> _Task statement_
Each entry below is to be given again word for word, with no pictures.
• • • • • • •
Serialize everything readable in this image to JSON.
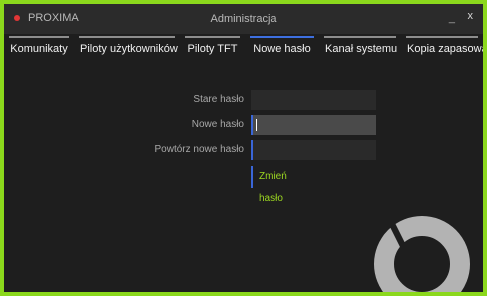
{
  "app": {
    "name": "PROXIMA",
    "accent": "#8bd81c",
    "dot_color": "#e23636"
  },
  "window": {
    "title": "Administracja",
    "minimize": "_",
    "close": "x"
  },
  "tabs": [
    {
      "label": "Komunikaty"
    },
    {
      "label": "Piloty użytkowników"
    },
    {
      "label": "Piloty TFT"
    },
    {
      "label": "Nowe hasło"
    },
    {
      "label": "Kanał systemu"
    },
    {
      "label": "Kopia zapasowa"
    }
  ],
  "active_tab": "Nowe hasło",
  "form": {
    "old_password_label": "Stare hasło",
    "old_password_value": "",
    "new_password_label": "Nowe hasło",
    "new_password_value": "",
    "repeat_password_label": "Powtórz nowe hasło",
    "repeat_password_value": "",
    "submit_label": "Zmień hasło",
    "submit_color": "#9bd621"
  },
  "logo": {
    "icon": "proxima-ring-logo"
  }
}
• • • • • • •
> _Task response_
Serialize everything readable in this image to JSON.
{
  "app": {
    "name": "PROXIMA",
    "accent": "#8bd81c",
    "dot_color": "#e23636"
  },
  "window": {
    "title": "Administracja",
    "minimize": "_",
    "close": "x"
  },
  "tabs": [
    {
      "label": "Komunikaty"
    },
    {
      "label": "Piloty użytkowników"
    },
    {
      "label": "Piloty TFT"
    },
    {
      "label": "Nowe hasło"
    },
    {
      "label": "Kanał systemu"
    },
    {
      "label": "Kopia zapasowa"
    }
  ],
  "active_tab": "Nowe hasło",
  "form": {
    "old_password_label": "Stare hasło",
    "old_password_value": "",
    "new_password_label": "Nowe hasło",
    "new_password_value": "",
    "repeat_password_label": "Powtórz nowe hasło",
    "repeat_password_value": "",
    "submit_label": "Zmień hasło",
    "submit_color": "#9bd621"
  },
  "logo": {
    "icon": "proxima-ring-logo"
  }
}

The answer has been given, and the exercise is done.